----- DATA TO PROCESS

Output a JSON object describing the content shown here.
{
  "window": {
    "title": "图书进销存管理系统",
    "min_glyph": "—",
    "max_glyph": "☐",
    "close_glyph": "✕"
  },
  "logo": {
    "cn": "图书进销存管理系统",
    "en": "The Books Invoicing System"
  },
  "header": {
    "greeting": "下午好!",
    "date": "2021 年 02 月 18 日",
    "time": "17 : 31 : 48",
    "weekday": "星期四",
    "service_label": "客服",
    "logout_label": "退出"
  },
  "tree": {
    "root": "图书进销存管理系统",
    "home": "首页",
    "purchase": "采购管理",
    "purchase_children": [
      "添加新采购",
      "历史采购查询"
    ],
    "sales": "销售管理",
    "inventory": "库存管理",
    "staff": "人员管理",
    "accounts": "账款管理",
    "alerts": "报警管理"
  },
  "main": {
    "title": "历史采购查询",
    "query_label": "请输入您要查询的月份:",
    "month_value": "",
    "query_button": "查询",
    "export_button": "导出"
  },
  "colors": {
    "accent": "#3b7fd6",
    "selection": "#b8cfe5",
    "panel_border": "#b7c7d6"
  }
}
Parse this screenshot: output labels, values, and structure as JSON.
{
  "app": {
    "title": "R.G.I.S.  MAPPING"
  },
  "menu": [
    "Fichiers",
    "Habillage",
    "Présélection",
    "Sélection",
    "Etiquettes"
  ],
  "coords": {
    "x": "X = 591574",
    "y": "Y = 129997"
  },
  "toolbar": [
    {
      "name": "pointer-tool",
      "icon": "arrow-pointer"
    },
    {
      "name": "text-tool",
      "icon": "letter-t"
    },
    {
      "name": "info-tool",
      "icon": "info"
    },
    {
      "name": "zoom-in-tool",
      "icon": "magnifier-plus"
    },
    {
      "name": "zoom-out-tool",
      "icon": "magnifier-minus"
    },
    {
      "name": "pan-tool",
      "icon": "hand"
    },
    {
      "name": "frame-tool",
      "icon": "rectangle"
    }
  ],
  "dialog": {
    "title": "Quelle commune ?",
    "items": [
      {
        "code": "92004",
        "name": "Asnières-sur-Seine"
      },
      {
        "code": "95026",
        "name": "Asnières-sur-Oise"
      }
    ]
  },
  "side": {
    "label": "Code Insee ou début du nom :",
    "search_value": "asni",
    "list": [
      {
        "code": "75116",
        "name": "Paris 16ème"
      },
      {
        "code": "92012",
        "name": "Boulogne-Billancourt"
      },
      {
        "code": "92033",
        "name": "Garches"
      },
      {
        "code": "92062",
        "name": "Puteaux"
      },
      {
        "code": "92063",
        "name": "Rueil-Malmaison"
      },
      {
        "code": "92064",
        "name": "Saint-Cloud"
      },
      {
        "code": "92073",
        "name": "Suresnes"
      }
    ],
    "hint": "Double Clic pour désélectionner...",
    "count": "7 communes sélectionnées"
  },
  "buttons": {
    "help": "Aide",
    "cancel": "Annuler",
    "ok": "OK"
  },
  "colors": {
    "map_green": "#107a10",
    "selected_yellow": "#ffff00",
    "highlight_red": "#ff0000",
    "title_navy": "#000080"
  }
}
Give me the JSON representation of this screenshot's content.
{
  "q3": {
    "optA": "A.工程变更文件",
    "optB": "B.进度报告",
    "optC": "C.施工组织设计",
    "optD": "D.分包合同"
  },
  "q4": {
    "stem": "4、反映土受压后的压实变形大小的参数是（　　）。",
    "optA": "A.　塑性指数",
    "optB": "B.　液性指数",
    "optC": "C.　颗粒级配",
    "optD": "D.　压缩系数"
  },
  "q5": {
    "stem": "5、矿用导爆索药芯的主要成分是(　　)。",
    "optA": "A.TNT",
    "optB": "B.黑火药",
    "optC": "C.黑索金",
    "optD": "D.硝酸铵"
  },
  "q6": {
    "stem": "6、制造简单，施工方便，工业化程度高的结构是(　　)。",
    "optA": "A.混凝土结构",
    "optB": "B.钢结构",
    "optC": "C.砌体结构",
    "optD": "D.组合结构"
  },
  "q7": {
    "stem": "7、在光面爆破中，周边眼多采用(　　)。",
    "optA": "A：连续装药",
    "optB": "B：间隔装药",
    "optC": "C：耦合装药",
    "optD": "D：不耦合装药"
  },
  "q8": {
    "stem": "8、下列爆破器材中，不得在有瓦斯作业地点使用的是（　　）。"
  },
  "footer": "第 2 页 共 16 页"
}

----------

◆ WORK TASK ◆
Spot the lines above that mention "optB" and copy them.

◆ RESPONSE BELOW ◆
    "optB": "B.进度报告",
    "optB": "B.　液性指数",
    "optB": "B.黑火药",
    "optB": "B.钢结构",
    "optB": "B：间隔装药",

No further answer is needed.